Find and copy each line in the material below where the string "JSON" occurs.

> _MATERIAL FOR THIS EXERCISE_:
= = = = = = =
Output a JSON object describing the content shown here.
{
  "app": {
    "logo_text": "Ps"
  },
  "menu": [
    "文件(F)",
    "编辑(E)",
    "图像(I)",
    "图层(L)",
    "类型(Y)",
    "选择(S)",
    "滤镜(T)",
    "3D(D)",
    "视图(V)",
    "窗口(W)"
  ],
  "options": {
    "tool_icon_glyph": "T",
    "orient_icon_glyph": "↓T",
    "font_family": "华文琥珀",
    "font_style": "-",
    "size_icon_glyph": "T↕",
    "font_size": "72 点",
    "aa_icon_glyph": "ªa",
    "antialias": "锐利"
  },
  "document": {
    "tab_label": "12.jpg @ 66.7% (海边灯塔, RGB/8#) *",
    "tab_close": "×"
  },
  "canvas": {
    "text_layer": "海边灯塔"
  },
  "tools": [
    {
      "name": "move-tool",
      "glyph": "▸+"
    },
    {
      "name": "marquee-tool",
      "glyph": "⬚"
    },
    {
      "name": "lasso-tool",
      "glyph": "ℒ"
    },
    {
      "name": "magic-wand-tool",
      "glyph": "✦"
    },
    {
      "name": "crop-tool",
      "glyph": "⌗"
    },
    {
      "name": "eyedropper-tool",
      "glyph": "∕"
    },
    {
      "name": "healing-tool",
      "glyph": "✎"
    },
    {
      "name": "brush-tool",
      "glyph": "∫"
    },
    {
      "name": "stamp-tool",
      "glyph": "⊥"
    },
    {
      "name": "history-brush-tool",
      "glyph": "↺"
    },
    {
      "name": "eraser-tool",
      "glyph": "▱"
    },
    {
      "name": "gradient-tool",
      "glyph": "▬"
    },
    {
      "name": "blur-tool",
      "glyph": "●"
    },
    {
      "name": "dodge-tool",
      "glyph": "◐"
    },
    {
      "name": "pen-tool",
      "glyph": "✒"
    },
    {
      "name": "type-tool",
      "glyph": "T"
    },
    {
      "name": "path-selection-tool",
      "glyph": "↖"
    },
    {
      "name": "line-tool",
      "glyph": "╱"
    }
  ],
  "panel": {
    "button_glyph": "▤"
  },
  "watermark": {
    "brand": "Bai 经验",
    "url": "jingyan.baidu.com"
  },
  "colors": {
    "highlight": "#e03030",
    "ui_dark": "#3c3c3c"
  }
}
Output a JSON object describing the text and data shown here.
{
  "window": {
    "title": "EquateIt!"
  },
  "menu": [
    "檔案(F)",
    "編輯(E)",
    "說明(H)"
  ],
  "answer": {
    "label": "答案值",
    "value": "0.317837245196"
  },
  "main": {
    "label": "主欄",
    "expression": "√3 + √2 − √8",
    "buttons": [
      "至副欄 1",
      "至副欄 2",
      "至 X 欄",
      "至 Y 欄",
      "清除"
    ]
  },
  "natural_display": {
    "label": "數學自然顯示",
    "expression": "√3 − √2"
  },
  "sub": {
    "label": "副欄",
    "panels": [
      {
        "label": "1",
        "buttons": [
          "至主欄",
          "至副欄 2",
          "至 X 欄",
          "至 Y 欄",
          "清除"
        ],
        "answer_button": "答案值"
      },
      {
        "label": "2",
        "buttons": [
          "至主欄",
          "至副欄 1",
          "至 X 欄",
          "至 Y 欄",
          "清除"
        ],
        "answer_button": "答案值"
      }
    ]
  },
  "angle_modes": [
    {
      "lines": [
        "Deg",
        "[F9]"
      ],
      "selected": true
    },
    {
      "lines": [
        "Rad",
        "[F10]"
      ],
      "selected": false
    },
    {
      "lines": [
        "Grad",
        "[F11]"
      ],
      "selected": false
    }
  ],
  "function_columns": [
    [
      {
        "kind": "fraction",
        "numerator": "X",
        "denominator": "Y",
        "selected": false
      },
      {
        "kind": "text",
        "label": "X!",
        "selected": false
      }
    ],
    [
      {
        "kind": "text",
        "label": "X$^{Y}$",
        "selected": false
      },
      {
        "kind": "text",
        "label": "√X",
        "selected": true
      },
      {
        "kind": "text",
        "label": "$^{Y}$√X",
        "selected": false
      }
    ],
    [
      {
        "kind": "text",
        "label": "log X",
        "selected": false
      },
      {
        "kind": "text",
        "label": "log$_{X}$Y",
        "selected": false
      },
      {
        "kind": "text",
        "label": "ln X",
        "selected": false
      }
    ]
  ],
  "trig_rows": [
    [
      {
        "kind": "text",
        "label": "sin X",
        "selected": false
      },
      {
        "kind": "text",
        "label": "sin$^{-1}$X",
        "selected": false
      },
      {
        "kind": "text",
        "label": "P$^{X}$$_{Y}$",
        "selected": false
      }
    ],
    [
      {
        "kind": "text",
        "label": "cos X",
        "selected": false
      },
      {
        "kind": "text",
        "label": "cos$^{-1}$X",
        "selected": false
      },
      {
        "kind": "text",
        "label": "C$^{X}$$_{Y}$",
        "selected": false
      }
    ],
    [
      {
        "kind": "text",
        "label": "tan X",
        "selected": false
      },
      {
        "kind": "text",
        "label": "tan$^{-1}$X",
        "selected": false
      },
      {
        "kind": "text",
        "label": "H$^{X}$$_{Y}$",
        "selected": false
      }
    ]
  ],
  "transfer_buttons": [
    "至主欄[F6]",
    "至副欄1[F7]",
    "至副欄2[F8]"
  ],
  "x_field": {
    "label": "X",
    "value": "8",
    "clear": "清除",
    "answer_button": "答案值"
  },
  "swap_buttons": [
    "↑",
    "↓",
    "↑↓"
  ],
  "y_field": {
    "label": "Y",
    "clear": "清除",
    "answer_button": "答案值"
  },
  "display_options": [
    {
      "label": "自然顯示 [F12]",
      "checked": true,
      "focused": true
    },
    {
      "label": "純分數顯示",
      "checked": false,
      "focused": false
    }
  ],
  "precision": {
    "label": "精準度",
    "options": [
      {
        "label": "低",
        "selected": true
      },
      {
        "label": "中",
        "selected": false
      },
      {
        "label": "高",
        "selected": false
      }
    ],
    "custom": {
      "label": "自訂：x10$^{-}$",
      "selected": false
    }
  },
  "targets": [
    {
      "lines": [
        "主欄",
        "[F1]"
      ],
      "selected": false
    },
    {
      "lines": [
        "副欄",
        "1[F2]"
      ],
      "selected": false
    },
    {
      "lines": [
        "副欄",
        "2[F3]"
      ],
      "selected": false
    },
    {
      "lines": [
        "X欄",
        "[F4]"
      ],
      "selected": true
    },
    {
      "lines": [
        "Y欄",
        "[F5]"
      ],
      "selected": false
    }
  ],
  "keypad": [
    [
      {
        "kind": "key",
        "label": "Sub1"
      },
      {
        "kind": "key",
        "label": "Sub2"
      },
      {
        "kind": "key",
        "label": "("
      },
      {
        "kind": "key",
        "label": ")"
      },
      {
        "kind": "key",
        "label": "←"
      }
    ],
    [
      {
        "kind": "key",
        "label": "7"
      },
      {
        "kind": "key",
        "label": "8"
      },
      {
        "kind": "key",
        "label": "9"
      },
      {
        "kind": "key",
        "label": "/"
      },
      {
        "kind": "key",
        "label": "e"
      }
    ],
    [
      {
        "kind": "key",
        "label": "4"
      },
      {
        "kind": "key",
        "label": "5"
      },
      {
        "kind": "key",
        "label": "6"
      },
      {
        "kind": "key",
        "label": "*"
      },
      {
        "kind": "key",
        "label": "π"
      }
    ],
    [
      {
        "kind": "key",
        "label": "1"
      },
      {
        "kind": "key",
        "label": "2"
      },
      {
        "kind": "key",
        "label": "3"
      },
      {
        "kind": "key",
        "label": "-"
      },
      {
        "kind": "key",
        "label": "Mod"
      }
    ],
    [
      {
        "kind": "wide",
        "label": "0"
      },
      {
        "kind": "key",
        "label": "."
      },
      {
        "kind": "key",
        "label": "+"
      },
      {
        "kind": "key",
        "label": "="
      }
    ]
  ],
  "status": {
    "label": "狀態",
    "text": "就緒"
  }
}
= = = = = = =
> _OUTPUT BELOW_:
Output a JSON object describing the content shown here.
Output a JSON object describing the text and data shown here.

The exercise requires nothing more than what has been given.